> **Supplied data**:
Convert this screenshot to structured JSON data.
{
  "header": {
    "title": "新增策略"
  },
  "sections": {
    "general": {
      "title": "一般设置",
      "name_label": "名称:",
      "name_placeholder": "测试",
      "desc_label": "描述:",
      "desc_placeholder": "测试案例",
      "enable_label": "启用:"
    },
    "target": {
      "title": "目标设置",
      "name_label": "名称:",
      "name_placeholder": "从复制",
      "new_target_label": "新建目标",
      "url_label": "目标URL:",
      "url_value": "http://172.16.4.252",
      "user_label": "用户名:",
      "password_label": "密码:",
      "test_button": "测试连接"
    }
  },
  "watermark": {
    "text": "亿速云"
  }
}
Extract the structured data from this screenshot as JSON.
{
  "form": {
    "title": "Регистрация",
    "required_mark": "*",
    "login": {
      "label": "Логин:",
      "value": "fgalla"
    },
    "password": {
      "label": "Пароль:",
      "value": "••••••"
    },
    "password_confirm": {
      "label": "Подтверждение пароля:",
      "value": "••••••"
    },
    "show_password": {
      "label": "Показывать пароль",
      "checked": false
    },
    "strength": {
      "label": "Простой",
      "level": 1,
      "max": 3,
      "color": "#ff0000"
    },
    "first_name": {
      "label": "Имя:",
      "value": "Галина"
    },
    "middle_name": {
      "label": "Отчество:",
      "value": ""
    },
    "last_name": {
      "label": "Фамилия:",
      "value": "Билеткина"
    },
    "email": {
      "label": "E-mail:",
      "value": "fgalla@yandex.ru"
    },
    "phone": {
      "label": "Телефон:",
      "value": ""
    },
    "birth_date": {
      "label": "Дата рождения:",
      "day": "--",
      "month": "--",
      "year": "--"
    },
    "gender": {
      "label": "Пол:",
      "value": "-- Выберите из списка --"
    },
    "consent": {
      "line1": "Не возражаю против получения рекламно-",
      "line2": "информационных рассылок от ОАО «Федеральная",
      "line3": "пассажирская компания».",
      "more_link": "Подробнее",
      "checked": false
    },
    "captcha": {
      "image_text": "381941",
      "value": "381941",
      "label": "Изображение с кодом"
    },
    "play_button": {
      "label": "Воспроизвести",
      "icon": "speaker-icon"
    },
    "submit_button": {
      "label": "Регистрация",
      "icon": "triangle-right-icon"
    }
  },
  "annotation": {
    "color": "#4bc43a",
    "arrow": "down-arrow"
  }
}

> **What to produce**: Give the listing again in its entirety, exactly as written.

> **Written response**:
Convert this screenshot to structured JSON data.
{
  "header": {
    "title": "新增策略"
  },
  "sections": {
    "general": {
      "title": "一般设置",
      "name_label": "名称:",
      "name_placeholder": "测试",
      "desc_label": "描述:",
      "desc_placeholder": "测试案例",
      "enable_label": "启用:"
    },
    "target": {
      "title": "目标设置",
      "name_label": "名称:",
      "name_placeholder": "从复制",
      "new_target_label": "新建目标",
      "url_label": "目标URL:",
      "url_value": "http://172.16.4.252",
      "user_label": "用户名:",
      "password_label": "密码:",
      "test_button": "测试连接"
    }
  },
  "watermark": {
    "text": "亿速云"
  }
}
Extract the structured data from this screenshot as JSON.
{
  "form": {
    "title": "Регистрация",
    "required_mark": "*",
    "login": {
      "label": "Логин:",
      "value": "fgalla"
    },
    "password": {
      "label": "Пароль:",
      "value": "••••••"
    },
    "password_confirm": {
      "label": "Подтверждение пароля:",
      "value": "••••••"
    },
    "show_password": {
      "label": "Показывать пароль",
      "checked": false
    },
    "strength": {
      "label": "Простой",
      "level": 1,
      "max": 3,
      "color": "#ff0000"
    },
    "first_name": {
      "label": "Имя:",
      "value": "Галина"
    },
    "middle_name": {
      "label": "Отчество:",
      "value": ""
    },
    "last_name": {
      "label": "Фамилия:",
      "value": "Билеткина"
    },
    "email": {
      "label": "E-mail:",
      "value": "fgalla@yandex.ru"
    },
    "phone": {
      "label": "Телефон:",
      "value": ""
    },
    "birth_date": {
      "label": "Дата рождения:",
      "day": "--",
      "month": "--",
      "year": "--"
    },
    "gender": {
      "label": "Пол:",
      "value": "-- Выберите из списка --"
    },
    "consent": {
      "line1": "Не возражаю против получения рекламно-",
      "line2": "информационных рассылок от ОАО «Федеральная",
      "line3": "пассажирская компания».",
      "more_link": "Подробнее",
      "checked": false
    },
    "captcha": {
      "image_text": "381941",
      "value": "381941",
      "label": "Изображение с кодом"
    },
    "play_button": {
      "label": "Воспроизвести",
      "icon": "speaker-icon"
    },
    "submit_button": {
      "label": "Регистрация",
      "icon": "triangle-right-icon"
    }
  },
  "annotation": {
    "color": "#4bc43a",
    "arrow": "down-arrow"
  }
}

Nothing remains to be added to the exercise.